Welcome to the first entry about Quantitative Analysis for software developers.  One of the problems often with a software developer's education is not covering financial foundations.  It is the point of this blog to make financial software a little more digestable for developers who haven't taken financial classes.

As the first entry, I thought the simple idea of the Time Value of Money would be covered.  The idea of future value is covered in this entry.

Theory of Operation:

Lets take a look at the formula for calculating the future value of an amount of money at a given return rate for a given period of time.

FV is Future Value

PV is Present Value

i is Interest Rate

n is Period

The idea is that interest represents additional value added to that money either by:

  • Someone willing to pay that rate to use the money;
  • Or the use of that money in some form of value add operation;
  • Or savings in a change of process will require that interest rate less money over the years. 

Lets explain that in a decision that needs to be made.

First, lets say we can change something in the process of making something such that we can make that many more over a time period for an investment of PV amount of money. 

We buy a new manufacturing machine for $15,000 that generates widgets such that their value is 5% more than $15,000 for five years. 

Another option might be to have the IT group add more products from marketing into the catalog web site for $20,000 which causes sales to increase such that investment increases by 4% by the new sales over four years.

So we have two choices to make which really isn't that obvious, and thus the purpose of the formula.

Running the code provides us the results:

FV = 19144.2 Margin = 4144.22 for the new machine
FV = 23397.2 Margin = 3397.17 for the catalog work

Through this formula, we know we get more bang for the buck with the new machine compared to spending that money on the web catalog.
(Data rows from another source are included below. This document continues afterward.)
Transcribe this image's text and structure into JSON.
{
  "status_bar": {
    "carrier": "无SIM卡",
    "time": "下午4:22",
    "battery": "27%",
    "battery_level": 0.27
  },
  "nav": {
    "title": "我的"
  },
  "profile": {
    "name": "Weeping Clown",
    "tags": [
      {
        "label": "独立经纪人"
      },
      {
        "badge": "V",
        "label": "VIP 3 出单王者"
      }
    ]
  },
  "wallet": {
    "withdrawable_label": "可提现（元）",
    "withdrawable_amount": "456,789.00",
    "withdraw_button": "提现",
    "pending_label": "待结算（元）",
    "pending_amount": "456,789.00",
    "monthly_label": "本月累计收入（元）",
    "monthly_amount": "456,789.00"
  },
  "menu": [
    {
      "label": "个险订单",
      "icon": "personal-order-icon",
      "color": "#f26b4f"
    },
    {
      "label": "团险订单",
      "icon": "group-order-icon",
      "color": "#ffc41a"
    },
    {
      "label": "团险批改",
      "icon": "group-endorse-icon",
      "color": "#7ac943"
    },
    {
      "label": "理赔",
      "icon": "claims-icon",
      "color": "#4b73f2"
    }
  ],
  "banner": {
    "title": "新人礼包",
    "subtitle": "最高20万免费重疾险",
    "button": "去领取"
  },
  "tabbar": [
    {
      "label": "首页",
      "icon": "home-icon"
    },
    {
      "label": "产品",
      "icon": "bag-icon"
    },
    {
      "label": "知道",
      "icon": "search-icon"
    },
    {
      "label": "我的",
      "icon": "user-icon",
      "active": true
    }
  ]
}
See the reference for a discussion of how the formula is constructed.


// Scott Auge
// Quantitative Analysis Blog
// Computing the Future Value of Money given Present Value, Interest, and Period

#include <iostream>
#include <math.h>
using namespace std;
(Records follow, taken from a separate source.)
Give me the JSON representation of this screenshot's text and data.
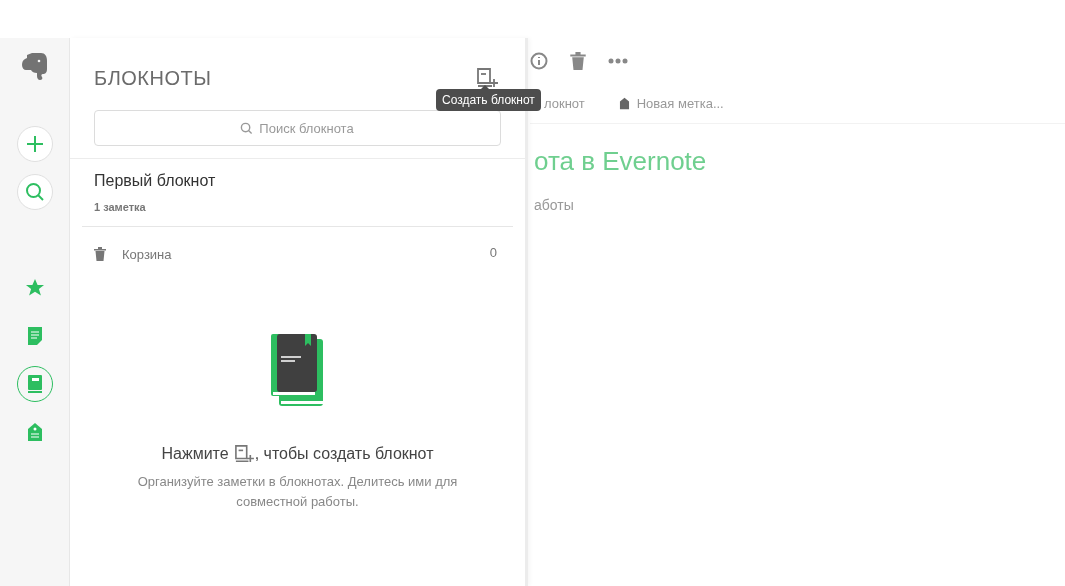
{
  "nav": [
    {
      "selected": false
    },
    {
      "selected": false
    },
    {
      "selected": true
    },
    {
      "selected": false
    }
  ],
  "panel": {
    "title": "БЛОКНОТЫ",
    "tooltip": "Создать блокнот",
    "search": {
      "placeholder": "Поиск блокнота"
    },
    "notebooks": [
      {
        "name": "Первый блокнот",
        "count": "1 заметка"
      }
    ],
    "trash": {
      "label": "Корзина",
      "count": "0"
    },
    "empty": {
      "before": "Нажмите",
      "after": ", чтобы создать блокнот",
      "text": "Организуйте заметки в блокнотах. Делитесь ими для совместной работы."
    }
  },
  "background_note": {
    "notebook": "локнот",
    "tag": "Новая метка...",
    "title": "ота в Evernote",
    "body": "аботы"
  }
}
// ------------------------------------------------------------------------
// Future Value
// ------------------------------------------------------------------------

double FutureValue (double PresentValue, double Interest, int Period) {
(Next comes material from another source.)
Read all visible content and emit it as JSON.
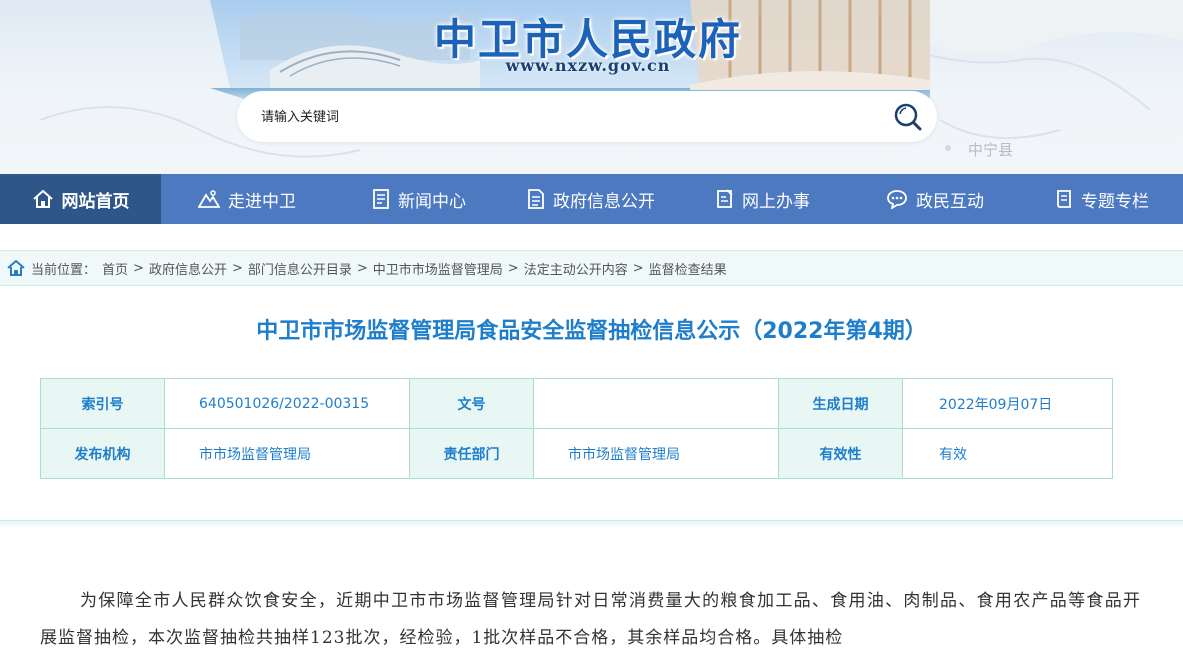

  return PresentValue * pow((1 + Interest), Period);

// ------------------------------------------------------------------------
// Starting Point
// ------------------------------------------------------------------------

int main (int argc, char * const argv[]) {
    cout << "FV = " << FutureValue(15000, 0.05, 5) << " Margin = " << FutureValue(15000, 0.05, 5) - 15000 << endl;
    cout << "FV = " << FutureValue(20000, 0.04, 4) << " Margin = " << FutureValue(20000, 0.04, 4) - 20000 << endl;

    return 0;


Block, Stanley B., Hirt, Geoffrey A., Danielson, Bartley R. (2009) Foundations of Financial Management (11th Ed)  New York, New York: McGraw-Hill Irwin.  ISBN 978-0-07-338238-8

FVFormula.jpg4.03 KB